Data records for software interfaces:
* * *
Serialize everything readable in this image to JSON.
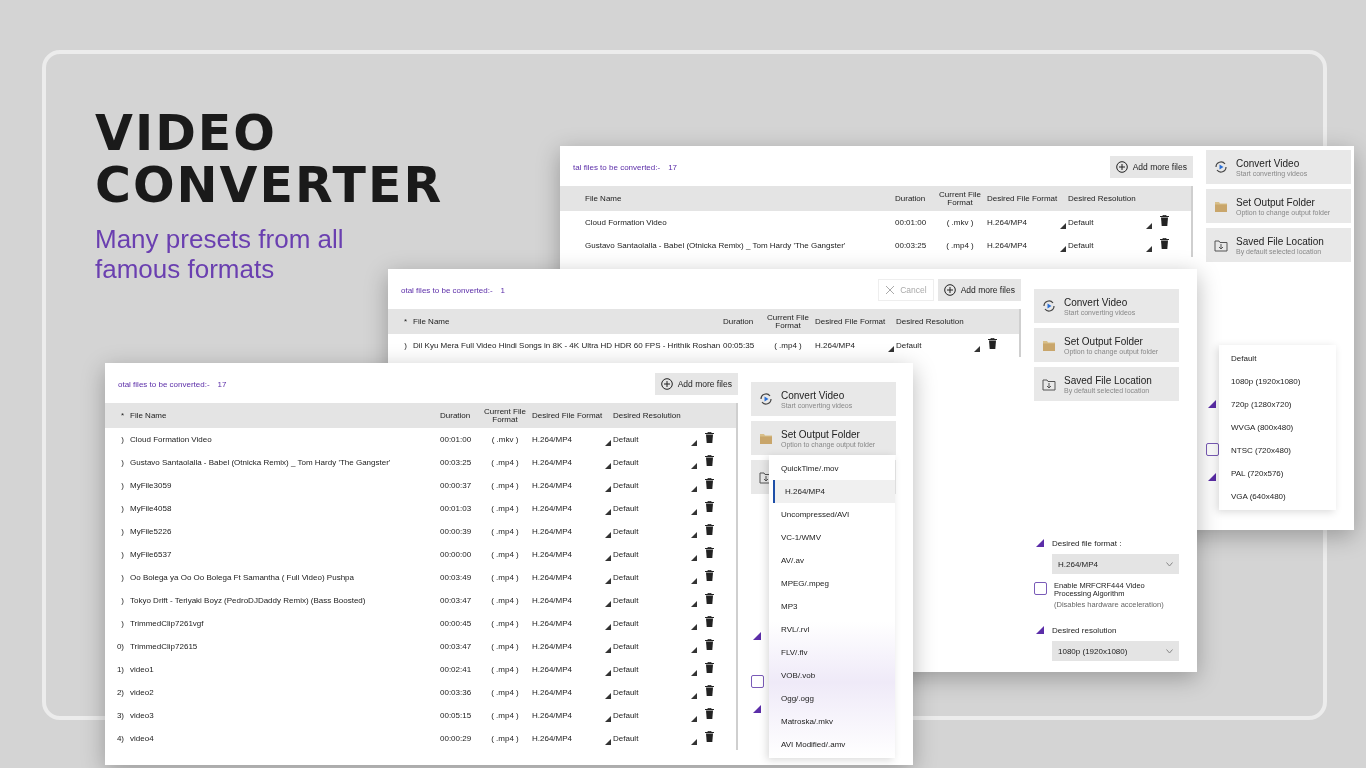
{
  "headline": {
    "title_lines": [
      "VIDEO",
      "CONVERTER"
    ],
    "subtitle": "Many presets from all famous formats"
  },
  "windows": [
    {
      "count_label": "tal files to be converted:-",
      "count": "17",
      "add_button": "Add more files",
      "columns": [
        {
          "kind": "name",
          "label": "File Name"
        },
        {
          "kind": "duration",
          "label": "Duration"
        },
        {
          "kind": "current",
          "label": "Current File Format"
        },
        {
          "kind": "desired",
          "label": "Desired File Format"
        },
        {
          "kind": "resolution",
          "label": "Desired Resolution"
        }
      ],
      "rows": [
        {
          "name": "Cloud Formation Video",
          "duration": "00:01:00",
          "current_format": "( .mkv )",
          "desired_format": "H.264/MP4",
          "resolution": "Default"
        },
        {
          "name": "Gustavo Santaolalla - Babel (Otnicka Remix) _ Tom Hardy 'The Gangster'",
          "duration": "00:03:25",
          "current_format": "( .mp4 )",
          "desired_format": "H.264/MP4",
          "resolution": "Default"
        }
      ],
      "actions": [
        {
          "title": "Convert Video",
          "subtitle": "Start converting videos"
        },
        {
          "title": "Set Output Folder",
          "subtitle": "Option to change output folder"
        },
        {
          "title": "Saved File Location",
          "subtitle": "By default selected location"
        }
      ],
      "settings": {
        "checked": false
      },
      "dropdown": {
        "kind": "resolution",
        "items": [
          {
            "label": "Default",
            "selected": false
          },
          {
            "label": "1080p (1920x1080)",
            "selected": false
          },
          {
            "label": "720p (1280x720)",
            "selected": false
          },
          {
            "label": "WVGA (800x480)",
            "selected": false
          },
          {
            "label": "NTSC (720x480)",
            "selected": false
          },
          {
            "label": "PAL (720x576)",
            "selected": false
          },
          {
            "label": "VGA (640x480)",
            "selected": false
          }
        ]
      }
    },
    {
      "count_label": "otal files to be converted:-",
      "count": "1",
      "cancel_button": {
        "label": "Cancel",
        "disabled": true
      },
      "add_button": "Add more files",
      "columns": [
        {
          "kind": "index",
          "label": "*"
        },
        {
          "kind": "name",
          "label": "File Name"
        },
        {
          "kind": "duration",
          "label": "Duration"
        },
        {
          "kind": "current",
          "label": "Current File Format"
        },
        {
          "kind": "desired",
          "label": "Desired File Format"
        },
        {
          "kind": "resolution",
          "label": "Desired Resolution"
        }
      ],
      "rows": [
        {
          "index": ")",
          "name": "Dil Kyu Mera Full Video Hindi Songs in 8K - 4K Ultra HD HDR 60 FPS - Hrithik Roshan",
          "duration": "00:05:35",
          "current_format": "( .mp4 )",
          "desired_format": "H.264/MP4",
          "resolution": "Default"
        }
      ],
      "actions": [
        {
          "title": "Convert Video",
          "subtitle": "Start converting videos"
        },
        {
          "title": "Set Output Folder",
          "subtitle": "Option to change output folder"
        },
        {
          "title": "Saved File Location",
          "subtitle": "By default selected location"
        }
      ],
      "settings": {
        "format_label": "Desired file format :",
        "format_value": "H.264/MP4",
        "checkbox_label": "Enable MRFCRF444 Video Processing Algorithm",
        "checkbox_note": "(Disables hardware acceleration)",
        "checked": false,
        "resolution_label": "Desired resolution",
        "resolution_value": "1080p (1920x1080)"
      }
    },
    {
      "count_label": "otal files to be converted:-",
      "count": "17",
      "add_button": "Add more files",
      "columns": [
        {
          "kind": "index",
          "label": "*"
        },
        {
          "kind": "name",
          "label": "File Name"
        },
        {
          "kind": "duration",
          "label": "Duration"
        },
        {
          "kind": "current",
          "label": "Current File Format"
        },
        {
          "kind": "desired",
          "label": "Desired File Format"
        },
        {
          "kind": "resolution",
          "label": "Desired Resolution"
        }
      ],
      "rows": [
        {
          "index": ")",
          "name": "Cloud Formation Video",
          "duration": "00:01:00",
          "current_format": "( .mkv )",
          "desired_format": "H.264/MP4",
          "resolution": "Default"
        },
        {
          "index": ")",
          "name": "Gustavo Santaolalla - Babel (Otnicka Remix) _ Tom Hardy 'The Gangster'",
          "duration": "00:03:25",
          "current_format": "( .mp4 )",
          "desired_format": "H.264/MP4",
          "resolution": "Default"
        },
        {
          "index": ")",
          "name": "MyFile3059",
          "duration": "00:00:37",
          "current_format": "( .mp4 )",
          "desired_format": "H.264/MP4",
          "resolution": "Default"
        },
        {
          "index": ")",
          "name": "MyFile4058",
          "duration": "00:01:03",
          "current_format": "( .mp4 )",
          "desired_format": "H.264/MP4",
          "resolution": "Default"
        },
        {
          "index": ")",
          "name": "MyFile5226",
          "duration": "00:00:39",
          "current_format": "( .mp4 )",
          "desired_format": "H.264/MP4",
          "resolution": "Default"
        },
        {
          "index": ")",
          "name": "MyFile6537",
          "duration": "00:00:00",
          "current_format": "( .mp4 )",
          "desired_format": "H.264/MP4",
          "resolution": "Default"
        },
        {
          "index": ")",
          "name": "Oo Bolega ya Oo Oo Bolega Ft Samantha ( Full Video) Pushpa",
          "duration": "00:03:49",
          "current_format": "( .mp4 )",
          "desired_format": "H.264/MP4",
          "resolution": "Default"
        },
        {
          "index": ")",
          "name": "Tokyo Drift - Teriyaki Boyz (PedroDJDaddy Remix) (Bass Boosted)",
          "duration": "00:03:47",
          "current_format": "( .mp4 )",
          "desired_format": "H.264/MP4",
          "resolution": "Default"
        },
        {
          "index": ")",
          "name": "TrimmedClip7261vgf",
          "duration": "00:00:45",
          "current_format": "( .mp4 )",
          "desired_format": "H.264/MP4",
          "resolution": "Default"
        },
        {
          "index": "0)",
          "name": "TrimmedClip72615",
          "duration": "00:03:47",
          "current_format": "( .mp4 )",
          "desired_format": "H.264/MP4",
          "resolution": "Default"
        },
        {
          "index": "1)",
          "name": "video1",
          "duration": "00:02:41",
          "current_format": "( .mp4 )",
          "desired_format": "H.264/MP4",
          "resolution": "Default"
        },
        {
          "index": "2)",
          "name": "video2",
          "duration": "00:03:36",
          "current_format": "( .mp4 )",
          "desired_format": "H.264/MP4",
          "resolution": "Default"
        },
        {
          "index": "3)",
          "name": "video3",
          "duration": "00:05:15",
          "current_format": "( .mp4 )",
          "desired_format": "H.264/MP4",
          "resolution": "Default"
        },
        {
          "index": "4)",
          "name": "video4",
          "duration": "00:00:29",
          "current_format": "( .mp4 )",
          "desired_format": "H.264/MP4",
          "resolution": "Default"
        }
      ],
      "actions": [
        {
          "title": "Convert Video",
          "subtitle": "Start converting videos"
        },
        {
          "title": "Set Output Folder",
          "subtitle": "Option to change output folder"
        }
      ],
      "settings": {
        "checked": false
      },
      "dropdown": {
        "kind": "format",
        "items": [
          {
            "label": "QuickTime/.mov",
            "selected": false
          },
          {
            "label": "H.264/MP4",
            "selected": true
          },
          {
            "label": "Uncompressed/AVI",
            "selected": false
          },
          {
            "label": "VC-1/WMV",
            "selected": false
          },
          {
            "label": "AV/.av",
            "selected": false
          },
          {
            "label": "MPEG/.mpeg",
            "selected": false
          },
          {
            "label": "MP3",
            "selected": false
          },
          {
            "label": "RVL/.rvl",
            "selected": false
          },
          {
            "label": "FLV/.flv",
            "selected": false
          },
          {
            "label": "VOB/.vob",
            "selected": false
          },
          {
            "label": "Ogg/.ogg",
            "selected": false
          },
          {
            "label": "Matroska/.mkv",
            "selected": false
          },
          {
            "label": "AVI Modified/.amv",
            "selected": false
          }
        ]
      }
    }
  ]
}
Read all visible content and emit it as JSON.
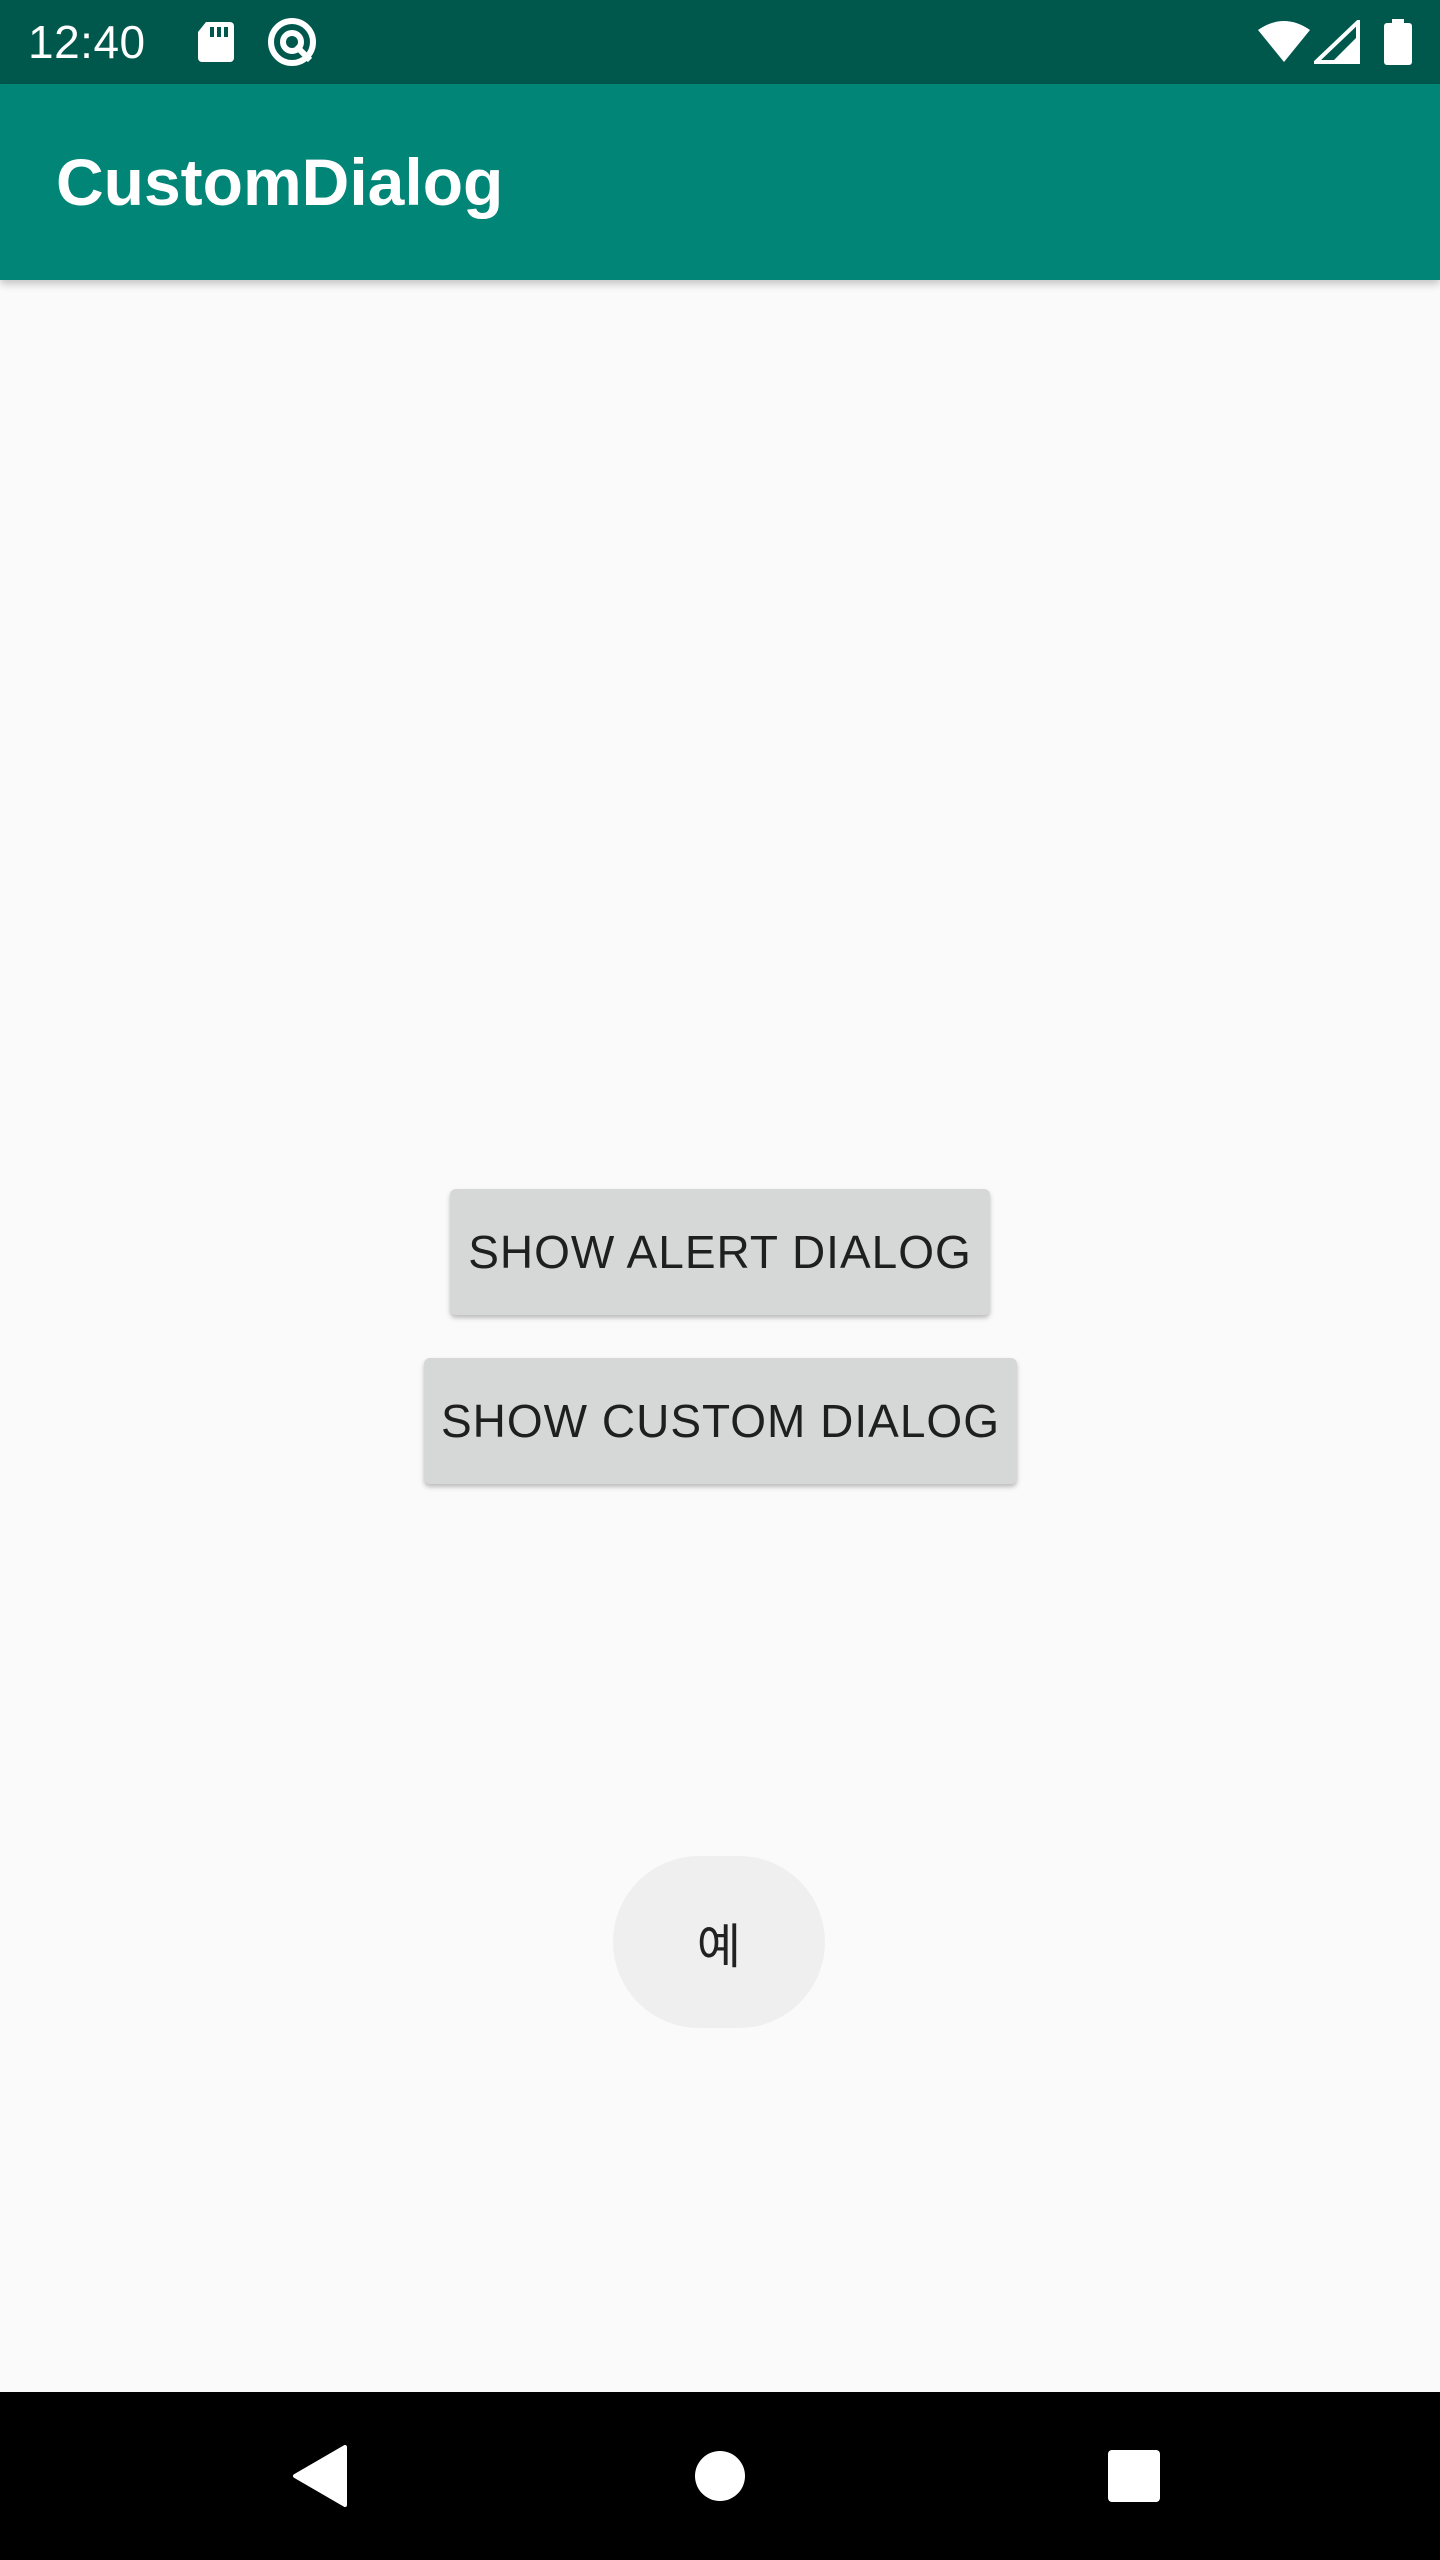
{
  "status_bar": {
    "time": "12:40",
    "icons": [
      "sd-card-icon",
      "data-saver-icon",
      "wifi-icon",
      "cell-signal-icon",
      "battery-icon"
    ]
  },
  "app_bar": {
    "title": "CustomDialog"
  },
  "main": {
    "buttons": [
      {
        "label": "SHOW ALERT DIALOG"
      },
      {
        "label": "SHOW CUSTOM DIALOG"
      }
    ]
  },
  "toast": {
    "text": "예"
  },
  "nav_bar": {
    "buttons": [
      "back-icon",
      "home-icon",
      "recents-icon"
    ]
  },
  "colors": {
    "status_bar": "#00584d",
    "app_bar": "#008577",
    "background": "#fafafa",
    "button": "#d6d7d7",
    "toast": "#efefef",
    "nav_bar": "#000000"
  }
}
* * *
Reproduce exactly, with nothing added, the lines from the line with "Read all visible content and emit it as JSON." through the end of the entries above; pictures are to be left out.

* FINISHED EXERCISE *
Read all visible content and emit it as JSON.
{
  "status_bar": {
    "time": "12:40",
    "icons": [
      "sd-card-icon",
      "data-saver-icon",
      "wifi-icon",
      "cell-signal-icon",
      "battery-icon"
    ]
  },
  "app_bar": {
    "title": "CustomDialog"
  },
  "main": {
    "buttons": [
      {
        "label": "SHOW ALERT DIALOG"
      },
      {
        "label": "SHOW CUSTOM DIALOG"
      }
    ]
  },
  "toast": {
    "text": "예"
  },
  "nav_bar": {
    "buttons": [
      "back-icon",
      "home-icon",
      "recents-icon"
    ]
  },
  "colors": {
    "status_bar": "#00584d",
    "app_bar": "#008577",
    "background": "#fafafa",
    "button": "#d6d7d7",
    "toast": "#efefef",
    "nav_bar": "#000000"
  }
}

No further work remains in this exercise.